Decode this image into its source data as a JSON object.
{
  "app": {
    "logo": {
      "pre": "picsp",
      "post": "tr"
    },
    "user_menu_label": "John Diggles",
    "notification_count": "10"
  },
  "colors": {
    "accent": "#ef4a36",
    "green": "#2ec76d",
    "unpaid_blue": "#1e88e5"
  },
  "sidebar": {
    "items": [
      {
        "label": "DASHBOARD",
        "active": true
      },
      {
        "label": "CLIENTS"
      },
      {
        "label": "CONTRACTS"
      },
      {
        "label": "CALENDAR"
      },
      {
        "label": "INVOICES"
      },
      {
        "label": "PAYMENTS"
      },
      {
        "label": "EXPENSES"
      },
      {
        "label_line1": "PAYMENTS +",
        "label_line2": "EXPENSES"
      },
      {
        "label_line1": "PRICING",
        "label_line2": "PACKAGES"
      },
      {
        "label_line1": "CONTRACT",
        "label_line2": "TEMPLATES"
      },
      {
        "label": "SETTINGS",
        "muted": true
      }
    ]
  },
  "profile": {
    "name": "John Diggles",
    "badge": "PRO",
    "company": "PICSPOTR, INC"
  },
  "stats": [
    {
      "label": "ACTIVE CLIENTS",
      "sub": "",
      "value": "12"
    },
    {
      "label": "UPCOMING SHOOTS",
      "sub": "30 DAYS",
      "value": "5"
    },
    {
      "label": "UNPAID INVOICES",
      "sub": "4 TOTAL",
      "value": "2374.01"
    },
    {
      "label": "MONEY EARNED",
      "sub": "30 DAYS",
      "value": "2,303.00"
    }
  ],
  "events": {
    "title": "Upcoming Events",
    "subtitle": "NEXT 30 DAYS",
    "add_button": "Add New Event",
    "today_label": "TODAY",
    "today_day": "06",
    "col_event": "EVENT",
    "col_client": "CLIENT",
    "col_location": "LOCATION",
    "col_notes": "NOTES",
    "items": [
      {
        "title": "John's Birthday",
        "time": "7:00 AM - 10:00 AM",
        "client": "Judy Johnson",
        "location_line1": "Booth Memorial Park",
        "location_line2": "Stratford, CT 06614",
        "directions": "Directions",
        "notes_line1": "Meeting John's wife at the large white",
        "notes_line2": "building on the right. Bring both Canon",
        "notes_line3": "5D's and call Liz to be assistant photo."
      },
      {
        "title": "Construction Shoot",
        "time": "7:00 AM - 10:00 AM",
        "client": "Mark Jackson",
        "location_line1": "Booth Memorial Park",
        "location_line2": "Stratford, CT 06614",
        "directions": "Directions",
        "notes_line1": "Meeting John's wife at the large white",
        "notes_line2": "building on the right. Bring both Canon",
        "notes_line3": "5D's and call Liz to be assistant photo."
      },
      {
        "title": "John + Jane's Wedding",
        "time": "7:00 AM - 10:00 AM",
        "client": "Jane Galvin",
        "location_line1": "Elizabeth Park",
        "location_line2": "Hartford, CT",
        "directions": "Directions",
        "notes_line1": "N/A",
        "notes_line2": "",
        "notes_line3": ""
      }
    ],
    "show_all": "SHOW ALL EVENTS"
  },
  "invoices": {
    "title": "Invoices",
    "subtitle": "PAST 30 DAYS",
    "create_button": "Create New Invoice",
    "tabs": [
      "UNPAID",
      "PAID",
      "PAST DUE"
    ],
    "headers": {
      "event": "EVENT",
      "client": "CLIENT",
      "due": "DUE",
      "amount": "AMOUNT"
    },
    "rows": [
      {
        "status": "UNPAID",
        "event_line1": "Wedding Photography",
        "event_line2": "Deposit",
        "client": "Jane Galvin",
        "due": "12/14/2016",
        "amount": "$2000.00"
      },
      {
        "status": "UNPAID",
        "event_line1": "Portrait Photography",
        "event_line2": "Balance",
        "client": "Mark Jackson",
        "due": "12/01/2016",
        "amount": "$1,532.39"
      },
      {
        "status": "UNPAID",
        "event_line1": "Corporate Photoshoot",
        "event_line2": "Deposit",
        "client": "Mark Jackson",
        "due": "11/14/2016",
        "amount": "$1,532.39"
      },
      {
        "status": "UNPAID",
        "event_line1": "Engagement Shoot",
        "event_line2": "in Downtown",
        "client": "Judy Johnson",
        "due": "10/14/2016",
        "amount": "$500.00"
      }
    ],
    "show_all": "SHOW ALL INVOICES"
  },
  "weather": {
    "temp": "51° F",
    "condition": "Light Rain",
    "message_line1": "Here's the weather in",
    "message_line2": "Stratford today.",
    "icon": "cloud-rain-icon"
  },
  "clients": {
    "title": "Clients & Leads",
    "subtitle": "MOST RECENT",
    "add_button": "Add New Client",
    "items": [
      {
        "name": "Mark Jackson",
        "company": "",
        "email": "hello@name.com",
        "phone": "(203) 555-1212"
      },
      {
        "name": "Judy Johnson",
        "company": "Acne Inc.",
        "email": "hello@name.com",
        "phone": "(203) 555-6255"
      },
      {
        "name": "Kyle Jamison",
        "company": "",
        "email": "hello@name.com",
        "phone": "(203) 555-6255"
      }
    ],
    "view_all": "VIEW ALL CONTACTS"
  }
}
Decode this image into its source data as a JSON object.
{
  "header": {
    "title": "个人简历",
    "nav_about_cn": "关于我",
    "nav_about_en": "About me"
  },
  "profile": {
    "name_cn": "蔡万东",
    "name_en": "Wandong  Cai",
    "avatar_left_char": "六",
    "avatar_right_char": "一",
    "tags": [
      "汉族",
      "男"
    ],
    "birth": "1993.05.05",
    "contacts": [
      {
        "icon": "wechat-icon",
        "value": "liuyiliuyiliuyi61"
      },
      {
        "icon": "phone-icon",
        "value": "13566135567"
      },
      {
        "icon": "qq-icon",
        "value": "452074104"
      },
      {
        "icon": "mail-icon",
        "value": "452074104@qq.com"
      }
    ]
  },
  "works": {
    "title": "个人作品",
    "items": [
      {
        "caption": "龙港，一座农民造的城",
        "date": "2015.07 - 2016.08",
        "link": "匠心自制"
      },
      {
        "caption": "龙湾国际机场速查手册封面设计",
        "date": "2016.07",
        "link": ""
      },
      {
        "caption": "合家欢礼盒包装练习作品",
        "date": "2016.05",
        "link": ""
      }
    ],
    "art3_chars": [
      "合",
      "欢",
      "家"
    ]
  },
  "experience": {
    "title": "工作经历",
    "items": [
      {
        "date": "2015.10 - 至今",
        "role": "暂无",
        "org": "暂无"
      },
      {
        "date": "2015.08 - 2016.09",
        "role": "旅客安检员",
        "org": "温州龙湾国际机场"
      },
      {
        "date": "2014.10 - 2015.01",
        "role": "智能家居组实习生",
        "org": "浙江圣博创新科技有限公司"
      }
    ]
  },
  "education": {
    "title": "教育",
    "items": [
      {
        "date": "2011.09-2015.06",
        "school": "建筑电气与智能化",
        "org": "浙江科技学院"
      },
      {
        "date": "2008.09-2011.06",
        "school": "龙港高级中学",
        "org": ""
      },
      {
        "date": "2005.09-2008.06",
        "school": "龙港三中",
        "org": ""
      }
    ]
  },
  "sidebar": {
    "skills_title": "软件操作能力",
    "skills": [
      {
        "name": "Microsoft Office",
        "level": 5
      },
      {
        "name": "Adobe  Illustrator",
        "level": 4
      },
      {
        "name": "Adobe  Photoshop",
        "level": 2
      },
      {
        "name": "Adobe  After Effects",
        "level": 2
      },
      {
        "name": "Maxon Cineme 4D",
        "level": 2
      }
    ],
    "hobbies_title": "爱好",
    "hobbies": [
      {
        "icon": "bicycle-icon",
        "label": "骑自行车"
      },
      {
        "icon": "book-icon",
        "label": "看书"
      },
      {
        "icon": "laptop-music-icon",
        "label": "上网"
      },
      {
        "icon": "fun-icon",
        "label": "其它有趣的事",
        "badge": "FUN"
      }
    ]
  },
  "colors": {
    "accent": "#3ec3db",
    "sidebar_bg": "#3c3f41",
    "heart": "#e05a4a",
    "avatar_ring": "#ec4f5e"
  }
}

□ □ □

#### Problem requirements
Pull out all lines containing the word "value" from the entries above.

#### Output of the exercise
      "value": "12"
      "value": "5"
      "value": "2374.01"
      "value": "2,303.00"
        "value": "liuyiliuyiliuyi61"
        "value": "13566135567"
        "value": "452074104"
        "value": "452074104@qq.com"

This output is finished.